Roman Republic (Imperatorial Period)
L. Cestius and C. Norbanus, Praetors 43 BC
Crawford 491/1b; HCRI 195a; Sydenham 1154; Bahrfedt 25; Calicó 4, Extremely Fine
Rome. Draped bust of Africa right, wearing elephant’s skin headdress. Reverse: L • CESTIVS above, S · C to left, PR to right, C · NORBA in exergue, curule chair, front legs ornamented with eagles flying, facing half-right, surmounted by two confronted serpents.

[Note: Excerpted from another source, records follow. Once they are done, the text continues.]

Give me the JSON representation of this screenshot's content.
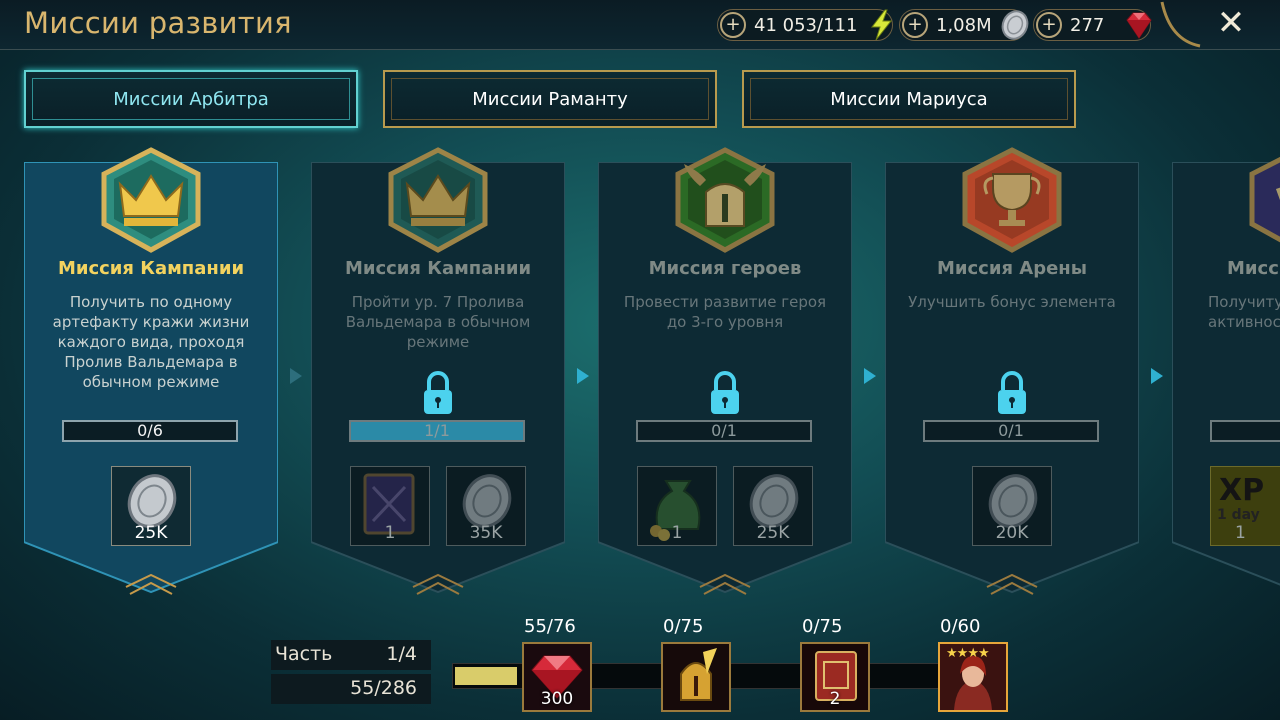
{
  "header": {
    "title": "Миссии развития",
    "resources": [
      {
        "name": "energy",
        "value": "41 053/111",
        "icon": "lightning-icon"
      },
      {
        "name": "silver",
        "value": "1,08M",
        "icon": "silver-coin-icon"
      },
      {
        "name": "gems",
        "value": "277",
        "icon": "ruby-icon"
      }
    ],
    "close_icon": "close-icon"
  },
  "tabs": [
    {
      "label": "Миссии Арбитра",
      "active": true
    },
    {
      "label": "Миссии Раманту",
      "active": false
    },
    {
      "label": "Миссии Мариуса",
      "active": false
    }
  ],
  "missions": [
    {
      "title": "Миссия Кампании",
      "description": "Получить по одному артефакту кражи жизни каждого вида, проходя Пролив Вальдемара в обычном режиме",
      "progress": "0/6",
      "progress_fraction": 0,
      "locked": false,
      "emblem": "crown-emblem-icon",
      "rewards": [
        {
          "icon": "silver-coin-icon",
          "qty": "25K"
        }
      ]
    },
    {
      "title": "Миссия Кампании",
      "description": "Пройти ур. 7 Пролива Вальдемара в обычном режиме",
      "progress": "1/1",
      "progress_fraction": 1,
      "locked": true,
      "emblem": "crown-emblem-icon",
      "rewards": [
        {
          "icon": "tome-icon",
          "qty": "1"
        },
        {
          "icon": "silver-coin-icon",
          "qty": "35K"
        }
      ]
    },
    {
      "title": "Миссия героев",
      "description": "Провести развитие героя до 3-го уровня",
      "progress": "0/1",
      "progress_fraction": 0,
      "locked": true,
      "emblem": "helmet-emblem-icon",
      "rewards": [
        {
          "icon": "money-bag-icon",
          "qty": "1"
        },
        {
          "icon": "silver-coin-icon",
          "qty": "25K"
        }
      ]
    },
    {
      "title": "Миссия Арены",
      "description": "Улучшить бонус элемента",
      "progress": "0/1",
      "progress_fraction": 0,
      "locked": true,
      "emblem": "trophy-emblem-icon",
      "rewards": [
        {
          "icon": "silver-coin-icon",
          "qty": "20K"
        }
      ]
    },
    {
      "title": "Мисс",
      "description": "Получиту активнос",
      "progress": "",
      "progress_fraction": 0,
      "locked": false,
      "emblem": "scroll-emblem-icon",
      "rewards": [
        {
          "icon": "xp-boost-icon",
          "label": "XP",
          "sublabel": "1 day",
          "qty": "1"
        }
      ]
    }
  ],
  "part": {
    "label": "Часть",
    "value": "1/4",
    "points": "55/286",
    "fill_fraction": 0.12
  },
  "milestones": [
    {
      "label": "55/76",
      "icon": "ruby-icon",
      "qty": "300"
    },
    {
      "label": "0/75",
      "icon": "golden-helmet-icon",
      "qty": ""
    },
    {
      "label": "0/75",
      "icon": "red-tome-icon",
      "qty": "2"
    },
    {
      "label": "0/60",
      "icon": "champion-portrait-icon",
      "qty": "",
      "stars": 4
    }
  ]
}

The murder of Julius Caesar ushered in an extremely difficult period for the Roman Senate. While its membership was no doubt pleased to be rid of the dictator whose sweeping powers made the Senate little more than a rubber stamp, navigating the infighting between Caesar’s heir, Octavian, and his powerful lieutenant, Mark Antony, was a perilous enterprise. Dealing with one tyrant was difficult enough, but dealing with two was very dangerous indeed. This gold aureus was struck at the order of the Senate under the obscure praetors L. Cestius and C. Norba to oppose Antony in the so-called War of Mutina that threatened to usher in a new phase of civil war. In February of 43 BC the Senate had declared Antony a public enemy following his illegal campaign to oust Decimus Junius Brutus from his post as governor of Cisalpine Gaul. With more than a little irony, two legions were raised and placed under the command of Octavian so that he could save Brutus—one of Caesar’s assassins—from Antony! Octavian was largely successful in this endeavor in April, raising the siege of Mutina and relieving Brutus, but failing to destroy Antony. When Cicero turned the Senate against Octavian later in the spring, he negotiated a settlement with Antony and the Caesarean leader M. Aemilius Lepidus to establish themselves as the Second Triumvirate. In November the three men entered Rome and immediately proceeded to exterminate the republican faction, including Cicero, through a series of bloody proscriptions. The Senate had jumped from the frying pan and into the fire, first trading one tyrant for two and then gaining three through the duplicity of its membership.